Bulimia – Overcoming Media’s Message to be Thin: Part 1 of 2

Contributor: Kirsten Haglund, Community Relations Specialist, Timberline Knolls

The issues that surround eating disorders are varied and complex: What causes them? How can they be treated? Do people ever fully recover?

One of the questions asked constantly is: What role does the media, or our culture, play in the onset of eating disorders? Answering that question has been the subject of countless panel discussions, articles, conferences, documentaries.

However, advocates, victims and their families, and treatment providers aren’t empowered to fight back against a destructive culture until we fully understand why the media-entertainment-advertising complex acts the way it does.

What Is the True Impact of Media?

These industries act rationally within the economic and cultural environment that they exist. They respond to incentives, want to maximize profits and benefits to share or stakeholders. Instead of dismantling the system entirely, we can exert our power as consumers to change demand.

Applying the right pressure forces media conglomerates to respond if they are to remain players in a competitive market. But it’s up to us to play the game to win. The ball is in our court.

So from here, I’d like to outline the basics:

  • What messages does the media send?
  • Why does the media try to manipulate our emotions and thinking?
  • How does this contribute to the development of eating disorders?
  • What can we do about it?
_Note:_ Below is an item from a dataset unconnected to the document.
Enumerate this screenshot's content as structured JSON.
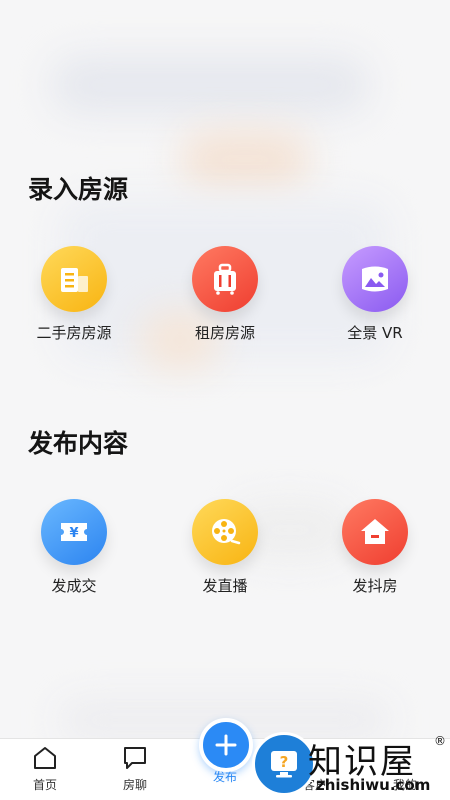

Direct and Indirect Push Towards “Thin”

First, what messages do the media send?

Some messages the media send are explicit, some are implicit. This means some they say outright, others they communicate through images, videos, and lyrics. The messages are – in the context of eating disorders – that one should be thin, beautiful, display their body, and, depending on your race or ethnicity, strive for a particular body size and shape.

In other words, conform to something defined as “socially acceptable.”

Emotional Appeal in Advertising

digital-388075_640Second, Why does the media try to manipulate our emotions and thinking?

These messages appeal to our emotions, not our rational minds. They make us feel things: a desire to be loved or accepted, insecurity about looks or accomplishments, envious, titillated… Any number of things. The goal is to get you, the consumer, to respond to these feelings.

Through advertising, they aim to make it easier for you to translate that emotional response into a purchase, or in the long-term, brand loyalty.

They know as soon as your rational brain gets involved in decision-making related to a purchase, they’ve lost you.

The Influence Towards an Eating Disorder

Next, How does this contribute to the development of eating disorders?

Coupled with biological and genetic factors, images that appear frequently (ok, all over) in the media can trigger underlying emotional issues that can manifest themselves in distorted body-image and disordered eating. This includes:

— not to mention anxiety, depression and other behavioral health issues. I emphasize coupled with biological and genetic factors, because not every person who reads a fashion magazine is going to get an eating disorder.

An Unattainable, Unsatisfying Goal

However, the culture perpetuates a stereotype of beauty and body that is unattainable for most, and harmful to all. The perfection (subjective anyway), achieved by photoshop is unreal, from a logical perspective, so when people compare themselves to a digitally altered image, there are bound to be seriously dangerous consequences.

In particular, the messages completely distort the concepts of moderation and balance – promoting indulgence on the one hand (Dove chocolates, fast-food, easy online purchases, alcohol/party-mentality), and thinness and asceticism on the other (fitspiration, very thin body-ideals, diets and weight-loss measures).

This leads to a tremendous amount of confusion as to what is “normal,” and contributes especially to the onset of bulimia and binge-eating, as the next generation of young girls is being told to indulge themselves, but feel guilt and strive for perfection – at the same time.

Community Discussion – Share your thoughts here!

What are your thoughts on the role that media plays in the onset of eating disorders?

The opinions and views of our guest bloggers are shared to provide a broad perspective of eating disorders. These are not necessarily the views of Eating Disorder Hope, but an effort to offer discussion of various issues by different concerned individuals.

About Baxter Ekern

Baxter is the Vice President of Ekern Enterprises, Inc. He is responsible for the operations of Eating Disorder Hope and ensuring that the website is functioning smoothly.